REQUIRED ACTION:
Copy each line of the following data that contains "icon".

** STORED DATA follows **

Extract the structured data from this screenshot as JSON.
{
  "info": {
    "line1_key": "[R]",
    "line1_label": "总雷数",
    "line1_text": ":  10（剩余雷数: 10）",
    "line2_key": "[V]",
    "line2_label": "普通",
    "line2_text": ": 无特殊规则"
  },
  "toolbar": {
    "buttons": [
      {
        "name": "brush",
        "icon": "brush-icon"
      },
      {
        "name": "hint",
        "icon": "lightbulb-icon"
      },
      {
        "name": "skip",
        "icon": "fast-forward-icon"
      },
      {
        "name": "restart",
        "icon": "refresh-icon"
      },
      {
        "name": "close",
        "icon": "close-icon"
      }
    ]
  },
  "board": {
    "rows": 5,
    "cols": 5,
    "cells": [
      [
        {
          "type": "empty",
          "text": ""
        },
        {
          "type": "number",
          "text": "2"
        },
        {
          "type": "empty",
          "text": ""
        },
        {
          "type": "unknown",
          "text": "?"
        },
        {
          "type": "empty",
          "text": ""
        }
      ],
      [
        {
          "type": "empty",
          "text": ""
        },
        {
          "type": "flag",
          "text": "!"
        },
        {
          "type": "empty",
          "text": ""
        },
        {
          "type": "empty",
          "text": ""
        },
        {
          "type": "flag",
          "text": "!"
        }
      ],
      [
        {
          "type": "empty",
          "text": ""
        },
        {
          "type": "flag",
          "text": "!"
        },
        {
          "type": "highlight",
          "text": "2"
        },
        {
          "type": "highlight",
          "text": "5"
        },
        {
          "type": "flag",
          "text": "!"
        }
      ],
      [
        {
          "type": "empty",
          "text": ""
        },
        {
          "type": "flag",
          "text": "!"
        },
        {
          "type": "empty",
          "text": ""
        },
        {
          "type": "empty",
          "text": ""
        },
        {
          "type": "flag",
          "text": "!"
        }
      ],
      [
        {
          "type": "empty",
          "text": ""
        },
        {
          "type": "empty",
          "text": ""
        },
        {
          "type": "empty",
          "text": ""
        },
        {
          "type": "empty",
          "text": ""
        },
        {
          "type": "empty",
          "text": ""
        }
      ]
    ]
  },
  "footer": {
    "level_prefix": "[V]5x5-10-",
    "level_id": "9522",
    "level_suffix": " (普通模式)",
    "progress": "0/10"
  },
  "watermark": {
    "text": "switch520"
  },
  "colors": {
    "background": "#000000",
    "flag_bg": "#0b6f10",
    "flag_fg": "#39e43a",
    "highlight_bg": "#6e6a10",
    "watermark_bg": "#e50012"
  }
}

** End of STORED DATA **

RESPONSE AREA:
        "icon": "brush-icon"
        "icon": "lightbulb-icon"
        "icon": "fast-forward-icon"
        "icon": "refresh-icon"
        "icon": "close-icon"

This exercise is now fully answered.